[WORKING DATA]

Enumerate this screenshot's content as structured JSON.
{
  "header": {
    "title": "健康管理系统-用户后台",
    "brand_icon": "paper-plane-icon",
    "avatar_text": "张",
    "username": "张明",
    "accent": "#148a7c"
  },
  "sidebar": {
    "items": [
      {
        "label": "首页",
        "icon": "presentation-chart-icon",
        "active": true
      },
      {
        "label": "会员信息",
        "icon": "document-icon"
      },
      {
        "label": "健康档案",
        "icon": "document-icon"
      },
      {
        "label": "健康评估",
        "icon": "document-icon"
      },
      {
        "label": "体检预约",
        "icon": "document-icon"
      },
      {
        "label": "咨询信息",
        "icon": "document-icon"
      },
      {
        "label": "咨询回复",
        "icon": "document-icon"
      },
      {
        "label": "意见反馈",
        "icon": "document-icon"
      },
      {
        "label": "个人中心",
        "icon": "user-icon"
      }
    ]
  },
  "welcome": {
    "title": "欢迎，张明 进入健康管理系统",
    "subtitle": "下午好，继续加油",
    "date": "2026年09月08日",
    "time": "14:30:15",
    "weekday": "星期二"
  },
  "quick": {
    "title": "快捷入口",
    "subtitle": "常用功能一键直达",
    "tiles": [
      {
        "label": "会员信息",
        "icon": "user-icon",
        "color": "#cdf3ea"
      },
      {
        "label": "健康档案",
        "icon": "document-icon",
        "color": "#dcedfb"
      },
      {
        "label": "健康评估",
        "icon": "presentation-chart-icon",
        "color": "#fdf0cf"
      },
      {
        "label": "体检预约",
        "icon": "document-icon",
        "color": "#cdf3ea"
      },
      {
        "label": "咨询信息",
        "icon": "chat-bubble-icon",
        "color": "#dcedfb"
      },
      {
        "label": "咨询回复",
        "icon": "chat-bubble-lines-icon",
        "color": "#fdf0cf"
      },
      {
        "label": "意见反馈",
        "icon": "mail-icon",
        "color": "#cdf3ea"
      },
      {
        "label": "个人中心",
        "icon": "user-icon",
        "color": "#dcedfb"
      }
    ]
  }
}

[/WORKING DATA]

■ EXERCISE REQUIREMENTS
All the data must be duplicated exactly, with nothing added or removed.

■ RESPONSE AREA
Enumerate this screenshot's content as structured JSON.
{
  "header": {
    "title": "健康管理系统-用户后台",
    "brand_icon": "paper-plane-icon",
    "avatar_text": "张",
    "username": "张明",
    "accent": "#148a7c"
  },
  "sidebar": {
    "items": [
      {
        "label": "首页",
        "icon": "presentation-chart-icon",
        "active": true
      },
      {
        "label": "会员信息",
        "icon": "document-icon"
      },
      {
        "label": "健康档案",
        "icon": "document-icon"
      },
      {
        "label": "健康评估",
        "icon": "document-icon"
      },
      {
        "label": "体检预约",
        "icon": "document-icon"
      },
      {
        "label": "咨询信息",
        "icon": "document-icon"
      },
      {
        "label": "咨询回复",
        "icon": "document-icon"
      },
      {
        "label": "意见反馈",
        "icon": "document-icon"
      },
      {
        "label": "个人中心",
        "icon": "user-icon"
      }
    ]
  },
  "welcome": {
    "title": "欢迎，张明 进入健康管理系统",
    "subtitle": "下午好，继续加油",
    "date": "2026年09月08日",
    "time": "14:30:15",
    "weekday": "星期二"
  },
  "quick": {
    "title": "快捷入口",
    "subtitle": "常用功能一键直达",
    "tiles": [
      {
        "label": "会员信息",
        "icon": "user-icon",
        "color": "#cdf3ea"
      },
      {
        "label": "健康档案",
        "icon": "document-icon",
        "color": "#dcedfb"
      },
      {
        "label": "健康评估",
        "icon": "presentation-chart-icon",
        "color": "#fdf0cf"
      },
      {
        "label": "体检预约",
        "icon": "document-icon",
        "color": "#cdf3ea"
      },
      {
        "label": "咨询信息",
        "icon": "chat-bubble-icon",
        "color": "#dcedfb"
      },
      {
        "label": "咨询回复",
        "icon": "chat-bubble-lines-icon",
        "color": "#fdf0cf"
      },
      {
        "label": "意见反馈",
        "icon": "mail-icon",
        "color": "#cdf3ea"
      },
      {
        "label": "个人中心",
        "icon": "user-icon",
        "color": "#dcedfb"
      }
    ]
  }
}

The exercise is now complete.